Near 45 A.D., we find Peter being cast into prison at Jerusalem (Acts 12:3, 4). In 49 A.D., he was still in Jerusalem, this time attending the Jerusalem Council. About 51 A.D., he was in Antioch of Syria where he got into differences with Paul because he wouldn't sit or eat with Gentiles.  Strange that the "Roman bishop" would have nothing to do with Gentiles in 51 A.D.! Later in about 66 A.D., we find him in the city of Babylon among the Jews (I Pet. 5:13). Remember that Peter was the Apostle to the CIRCUMCISED. Why was he in Babylon? Because history shows that there were as many Jews in the Mesopotamian areas in Christ's time as there were in Palestine. It is no wonder we find him in the East. Perhaps this is the reason why scholars say Peter's writings are strongly Aramaic in flavor, the type of Aramaic spoken in Babylon. Why of course! Peter was used to their eastern dialect.

At the times the Catholics believe Peter was in Rome, The Bible clearly shows he was elsewhere. As previously mentioned there are many supposed historical accounts of Peter in Rome but none of them are first hand accounts and should not be put above the many accounts of The Bible.

We know from The Bible that the apostle Peter was not in Rome.  There was a Simon Peter in Rome after the death of Christ but it is not the apostle Peter that was a fisherman from Jerusalem.  Who is this Simon Peter that was in Rome during the middle of the first century?

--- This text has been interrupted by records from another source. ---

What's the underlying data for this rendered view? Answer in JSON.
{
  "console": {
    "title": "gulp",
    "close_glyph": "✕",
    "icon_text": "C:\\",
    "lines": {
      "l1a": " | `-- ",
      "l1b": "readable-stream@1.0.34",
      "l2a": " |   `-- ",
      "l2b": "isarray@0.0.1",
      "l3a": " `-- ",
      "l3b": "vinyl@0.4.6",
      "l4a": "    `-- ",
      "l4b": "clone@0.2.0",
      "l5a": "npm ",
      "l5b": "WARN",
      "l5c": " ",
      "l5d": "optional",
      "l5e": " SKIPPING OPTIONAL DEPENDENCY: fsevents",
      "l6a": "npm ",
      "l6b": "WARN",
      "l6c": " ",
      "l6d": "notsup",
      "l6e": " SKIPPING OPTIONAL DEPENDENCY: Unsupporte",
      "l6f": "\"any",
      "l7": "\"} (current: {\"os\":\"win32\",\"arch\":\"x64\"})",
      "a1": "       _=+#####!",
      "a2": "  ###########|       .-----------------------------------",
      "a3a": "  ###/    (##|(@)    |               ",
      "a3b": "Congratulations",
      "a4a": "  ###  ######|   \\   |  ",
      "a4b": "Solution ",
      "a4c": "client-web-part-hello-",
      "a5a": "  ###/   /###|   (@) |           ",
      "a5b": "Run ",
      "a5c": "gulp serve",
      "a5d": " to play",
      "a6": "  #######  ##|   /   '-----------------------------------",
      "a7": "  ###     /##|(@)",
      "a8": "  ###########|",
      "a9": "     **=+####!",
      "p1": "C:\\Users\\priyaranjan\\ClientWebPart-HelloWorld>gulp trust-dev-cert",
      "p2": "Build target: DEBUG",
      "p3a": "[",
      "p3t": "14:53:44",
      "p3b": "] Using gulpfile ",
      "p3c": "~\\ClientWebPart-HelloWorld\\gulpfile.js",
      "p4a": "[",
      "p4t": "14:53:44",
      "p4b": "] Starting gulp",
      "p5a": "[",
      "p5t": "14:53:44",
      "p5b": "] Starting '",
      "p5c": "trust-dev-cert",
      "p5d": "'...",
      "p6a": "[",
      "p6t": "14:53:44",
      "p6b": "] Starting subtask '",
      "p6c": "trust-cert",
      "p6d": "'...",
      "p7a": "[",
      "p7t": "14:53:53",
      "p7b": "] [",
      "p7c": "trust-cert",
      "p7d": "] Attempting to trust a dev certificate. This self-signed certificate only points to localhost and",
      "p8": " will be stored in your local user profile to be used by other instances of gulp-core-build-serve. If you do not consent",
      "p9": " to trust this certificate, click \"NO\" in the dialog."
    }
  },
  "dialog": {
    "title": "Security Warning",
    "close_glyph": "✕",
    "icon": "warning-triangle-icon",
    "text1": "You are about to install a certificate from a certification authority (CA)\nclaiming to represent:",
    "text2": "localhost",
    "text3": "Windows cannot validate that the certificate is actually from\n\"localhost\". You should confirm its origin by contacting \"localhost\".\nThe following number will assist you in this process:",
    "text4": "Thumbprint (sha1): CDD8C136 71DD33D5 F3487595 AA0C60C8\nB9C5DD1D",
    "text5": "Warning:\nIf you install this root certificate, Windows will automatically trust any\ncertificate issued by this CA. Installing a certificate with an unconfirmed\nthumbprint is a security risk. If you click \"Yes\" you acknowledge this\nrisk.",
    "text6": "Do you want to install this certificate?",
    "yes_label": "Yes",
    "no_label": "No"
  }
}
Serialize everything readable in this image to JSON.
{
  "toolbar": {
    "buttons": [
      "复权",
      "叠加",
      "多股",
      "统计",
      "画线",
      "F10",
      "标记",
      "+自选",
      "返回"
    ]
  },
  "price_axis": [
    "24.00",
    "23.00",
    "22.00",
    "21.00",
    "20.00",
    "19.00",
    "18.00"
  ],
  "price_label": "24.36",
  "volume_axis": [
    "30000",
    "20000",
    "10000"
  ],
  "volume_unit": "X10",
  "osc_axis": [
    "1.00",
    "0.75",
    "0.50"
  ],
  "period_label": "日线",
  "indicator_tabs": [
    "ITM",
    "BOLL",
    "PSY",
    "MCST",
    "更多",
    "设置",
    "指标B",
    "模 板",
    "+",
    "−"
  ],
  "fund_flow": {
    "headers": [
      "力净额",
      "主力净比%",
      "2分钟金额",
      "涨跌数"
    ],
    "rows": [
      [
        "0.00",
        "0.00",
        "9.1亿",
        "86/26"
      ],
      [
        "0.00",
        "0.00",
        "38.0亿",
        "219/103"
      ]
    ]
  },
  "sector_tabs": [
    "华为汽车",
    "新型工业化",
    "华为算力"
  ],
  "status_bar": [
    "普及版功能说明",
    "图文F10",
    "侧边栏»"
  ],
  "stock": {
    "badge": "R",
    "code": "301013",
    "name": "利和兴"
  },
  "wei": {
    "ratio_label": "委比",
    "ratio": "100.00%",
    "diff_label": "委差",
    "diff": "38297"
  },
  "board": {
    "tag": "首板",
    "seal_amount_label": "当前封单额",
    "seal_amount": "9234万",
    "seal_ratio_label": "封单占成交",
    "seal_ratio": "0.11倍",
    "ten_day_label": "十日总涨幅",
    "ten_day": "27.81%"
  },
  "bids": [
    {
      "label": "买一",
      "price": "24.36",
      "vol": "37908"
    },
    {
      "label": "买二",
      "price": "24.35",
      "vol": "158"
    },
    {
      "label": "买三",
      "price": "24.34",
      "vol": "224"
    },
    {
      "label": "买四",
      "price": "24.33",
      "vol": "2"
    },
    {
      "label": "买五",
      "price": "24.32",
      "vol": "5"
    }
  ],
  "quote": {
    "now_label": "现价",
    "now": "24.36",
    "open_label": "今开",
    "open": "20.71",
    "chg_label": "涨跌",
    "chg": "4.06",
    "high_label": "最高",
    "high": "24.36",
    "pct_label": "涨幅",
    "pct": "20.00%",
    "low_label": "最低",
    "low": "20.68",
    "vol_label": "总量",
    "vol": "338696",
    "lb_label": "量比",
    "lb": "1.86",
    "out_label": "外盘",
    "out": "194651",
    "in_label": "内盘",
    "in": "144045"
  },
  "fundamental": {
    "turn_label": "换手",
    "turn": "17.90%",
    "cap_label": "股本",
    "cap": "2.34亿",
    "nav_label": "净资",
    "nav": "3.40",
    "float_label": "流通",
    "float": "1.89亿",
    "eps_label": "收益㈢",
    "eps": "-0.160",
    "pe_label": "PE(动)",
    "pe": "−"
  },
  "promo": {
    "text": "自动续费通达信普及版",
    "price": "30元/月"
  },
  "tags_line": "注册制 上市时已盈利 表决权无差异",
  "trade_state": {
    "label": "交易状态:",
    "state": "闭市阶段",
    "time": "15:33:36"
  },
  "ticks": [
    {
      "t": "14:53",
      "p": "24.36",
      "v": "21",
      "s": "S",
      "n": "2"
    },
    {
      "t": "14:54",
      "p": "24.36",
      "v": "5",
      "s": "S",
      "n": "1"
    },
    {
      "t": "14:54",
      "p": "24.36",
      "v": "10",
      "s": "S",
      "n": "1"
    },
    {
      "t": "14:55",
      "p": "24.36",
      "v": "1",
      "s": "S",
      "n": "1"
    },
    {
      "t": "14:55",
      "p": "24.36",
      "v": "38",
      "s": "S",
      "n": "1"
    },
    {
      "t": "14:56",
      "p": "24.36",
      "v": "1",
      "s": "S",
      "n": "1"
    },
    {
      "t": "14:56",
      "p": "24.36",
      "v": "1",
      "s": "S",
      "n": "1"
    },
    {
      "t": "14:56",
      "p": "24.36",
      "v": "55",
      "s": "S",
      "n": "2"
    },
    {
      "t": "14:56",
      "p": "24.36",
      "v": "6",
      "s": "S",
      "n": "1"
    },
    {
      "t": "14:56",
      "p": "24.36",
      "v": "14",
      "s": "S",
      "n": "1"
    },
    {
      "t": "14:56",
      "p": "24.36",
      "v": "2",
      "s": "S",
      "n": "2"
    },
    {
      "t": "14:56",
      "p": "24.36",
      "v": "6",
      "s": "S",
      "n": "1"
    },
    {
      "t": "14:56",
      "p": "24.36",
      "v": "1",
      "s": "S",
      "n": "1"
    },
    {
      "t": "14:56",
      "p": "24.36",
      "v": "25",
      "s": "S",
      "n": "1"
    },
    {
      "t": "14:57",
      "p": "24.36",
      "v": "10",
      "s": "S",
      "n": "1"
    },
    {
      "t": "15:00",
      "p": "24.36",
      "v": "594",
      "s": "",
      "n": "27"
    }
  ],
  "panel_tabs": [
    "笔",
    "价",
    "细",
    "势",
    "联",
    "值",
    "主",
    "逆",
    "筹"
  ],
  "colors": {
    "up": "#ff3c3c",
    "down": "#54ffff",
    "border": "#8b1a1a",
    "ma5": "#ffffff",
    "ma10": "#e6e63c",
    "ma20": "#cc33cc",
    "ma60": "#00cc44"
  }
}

This is how the great false Church of Rome got its start; along with the first leader Simon Peter Magus not the apostle Peter.

Simon Peter Magus

Saint Peter's tomb

More Simon Magus

Get a GoStats hit counter